-- DATA FOR THE TASK --

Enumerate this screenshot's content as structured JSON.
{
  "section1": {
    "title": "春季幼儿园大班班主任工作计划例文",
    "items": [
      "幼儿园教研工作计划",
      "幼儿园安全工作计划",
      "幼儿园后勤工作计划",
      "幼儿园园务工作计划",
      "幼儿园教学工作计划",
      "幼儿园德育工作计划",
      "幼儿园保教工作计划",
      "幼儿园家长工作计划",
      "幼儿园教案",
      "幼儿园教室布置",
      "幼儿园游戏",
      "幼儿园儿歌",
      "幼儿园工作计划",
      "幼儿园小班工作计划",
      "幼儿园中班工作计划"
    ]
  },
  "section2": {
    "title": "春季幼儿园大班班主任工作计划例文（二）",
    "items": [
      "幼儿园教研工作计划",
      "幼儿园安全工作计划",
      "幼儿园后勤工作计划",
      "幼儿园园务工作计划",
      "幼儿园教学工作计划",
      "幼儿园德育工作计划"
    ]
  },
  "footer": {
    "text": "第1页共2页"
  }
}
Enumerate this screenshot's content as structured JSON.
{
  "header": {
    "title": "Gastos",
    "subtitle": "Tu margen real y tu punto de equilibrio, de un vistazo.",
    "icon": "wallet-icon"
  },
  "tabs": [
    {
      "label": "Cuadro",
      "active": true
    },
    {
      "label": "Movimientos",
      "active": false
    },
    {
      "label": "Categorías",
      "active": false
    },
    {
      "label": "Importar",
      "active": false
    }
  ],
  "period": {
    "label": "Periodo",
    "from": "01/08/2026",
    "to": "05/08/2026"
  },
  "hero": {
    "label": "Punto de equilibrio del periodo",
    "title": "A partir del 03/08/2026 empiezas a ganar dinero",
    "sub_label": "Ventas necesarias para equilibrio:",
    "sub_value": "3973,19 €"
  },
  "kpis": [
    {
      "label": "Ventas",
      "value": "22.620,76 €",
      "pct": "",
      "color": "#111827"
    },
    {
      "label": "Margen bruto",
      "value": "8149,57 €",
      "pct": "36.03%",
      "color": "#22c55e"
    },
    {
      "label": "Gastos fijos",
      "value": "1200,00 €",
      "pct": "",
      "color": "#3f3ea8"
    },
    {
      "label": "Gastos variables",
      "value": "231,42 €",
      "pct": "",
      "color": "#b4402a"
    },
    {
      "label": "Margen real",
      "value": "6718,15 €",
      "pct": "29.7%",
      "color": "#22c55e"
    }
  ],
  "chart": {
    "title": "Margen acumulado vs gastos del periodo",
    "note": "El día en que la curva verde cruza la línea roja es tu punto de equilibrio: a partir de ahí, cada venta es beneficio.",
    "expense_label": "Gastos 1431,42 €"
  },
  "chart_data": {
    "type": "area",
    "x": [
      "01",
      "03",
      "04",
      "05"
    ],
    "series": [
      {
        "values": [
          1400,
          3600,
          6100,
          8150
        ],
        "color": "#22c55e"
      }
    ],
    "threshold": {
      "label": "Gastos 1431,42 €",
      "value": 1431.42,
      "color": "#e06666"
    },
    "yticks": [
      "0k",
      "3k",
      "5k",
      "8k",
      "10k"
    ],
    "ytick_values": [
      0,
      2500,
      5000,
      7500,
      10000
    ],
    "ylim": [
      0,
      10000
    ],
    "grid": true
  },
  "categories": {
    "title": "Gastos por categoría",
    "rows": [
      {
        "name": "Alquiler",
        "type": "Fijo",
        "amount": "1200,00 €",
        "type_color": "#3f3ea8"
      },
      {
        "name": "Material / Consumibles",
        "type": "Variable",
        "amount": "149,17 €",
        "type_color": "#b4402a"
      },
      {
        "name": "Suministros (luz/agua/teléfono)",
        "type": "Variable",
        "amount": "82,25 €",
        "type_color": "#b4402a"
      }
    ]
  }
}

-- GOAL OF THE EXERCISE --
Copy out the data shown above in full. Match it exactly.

-- WRITTEN ANSWER --
Enumerate this screenshot's content as structured JSON.
{
  "section1": {
    "title": "春季幼儿园大班班主任工作计划例文",
    "items": [
      "幼儿园教研工作计划",
      "幼儿园安全工作计划",
      "幼儿园后勤工作计划",
      "幼儿园园务工作计划",
      "幼儿园教学工作计划",
      "幼儿园德育工作计划",
      "幼儿园保教工作计划",
      "幼儿园家长工作计划",
      "幼儿园教案",
      "幼儿园教室布置",
      "幼儿园游戏",
      "幼儿园儿歌",
      "幼儿园工作计划",
      "幼儿园小班工作计划",
      "幼儿园中班工作计划"
    ]
  },
  "section2": {
    "title": "春季幼儿园大班班主任工作计划例文（二）",
    "items": [
      "幼儿园教研工作计划",
      "幼儿园安全工作计划",
      "幼儿园后勤工作计划",
      "幼儿园园务工作计划",
      "幼儿园教学工作计划",
      "幼儿园德育工作计划"
    ]
  },
  "footer": {
    "text": "第1页共2页"
  }
}
Enumerate this screenshot's content as structured JSON.
{
  "header": {
    "title": "Gastos",
    "subtitle": "Tu margen real y tu punto de equilibrio, de un vistazo.",
    "icon": "wallet-icon"
  },
  "tabs": [
    {
      "label": "Cuadro",
      "active": true
    },
    {
      "label": "Movimientos",
      "active": false
    },
    {
      "label": "Categorías",
      "active": false
    },
    {
      "label": "Importar",
      "active": false
    }
  ],
  "period": {
    "label": "Periodo",
    "from": "01/08/2026",
    "to": "05/08/2026"
  },
  "hero": {
    "label": "Punto de equilibrio del periodo",
    "title": "A partir del 03/08/2026 empiezas a ganar dinero",
    "sub_label": "Ventas necesarias para equilibrio:",
    "sub_value": "3973,19 €"
  },
  "kpis": [
    {
      "label": "Ventas",
      "value": "22.620,76 €",
      "pct": "",
      "color": "#111827"
    },
    {
      "label": "Margen bruto",
      "value": "8149,57 €",
      "pct": "36.03%",
      "color": "#22c55e"
    },
    {
      "label": "Gastos fijos",
      "value": "1200,00 €",
      "pct": "",
      "color": "#3f3ea8"
    },
    {
      "label": "Gastos variables",
      "value": "231,42 €",
      "pct": "",
      "color": "#b4402a"
    },
    {
      "label": "Margen real",
      "value": "6718,15 €",
      "pct": "29.7%",
      "color": "#22c55e"
    }
  ],
  "chart": {
    "title": "Margen acumulado vs gastos del periodo",
    "note": "El día en que la curva verde cruza la línea roja es tu punto de equilibrio: a partir de ahí, cada venta es beneficio.",
    "expense_label": "Gastos 1431,42 €"
  },
  "chart_data": {
    "type": "area",
    "x": [
      "01",
      "03",
      "04",
      "05"
    ],
    "series": [
      {
        "values": [
          1400,
          3600,
          6100,
          8150
        ],
        "color": "#22c55e"
      }
    ],
    "threshold": {
      "label": "Gastos 1431,42 €",
      "value": 1431.42,
      "color": "#e06666"
    },
    "yticks": [
      "0k",
      "3k",
      "5k",
      "8k",
      "10k"
    ],
    "ytick_values": [
      0,
      2500,
      5000,
      7500,
      10000
    ],
    "ylim": [
      0,
      10000
    ],
    "grid": true
  },
  "categories": {
    "title": "Gastos por categoría",
    "rows": [
      {
        "name": "Alquiler",
        "type": "Fijo",
        "amount": "1200,00 €",
        "type_color": "#3f3ea8"
      },
      {
        "name": "Material / Consumibles",
        "type": "Variable",
        "amount": "149,17 €",
        "type_color": "#b4402a"
      },
      {
        "name": "Suministros (luz/agua/teléfono)",
        "type": "Variable",
        "amount": "82,25 €",
        "type_color": "#b4402a"
      }
    ]
  }
}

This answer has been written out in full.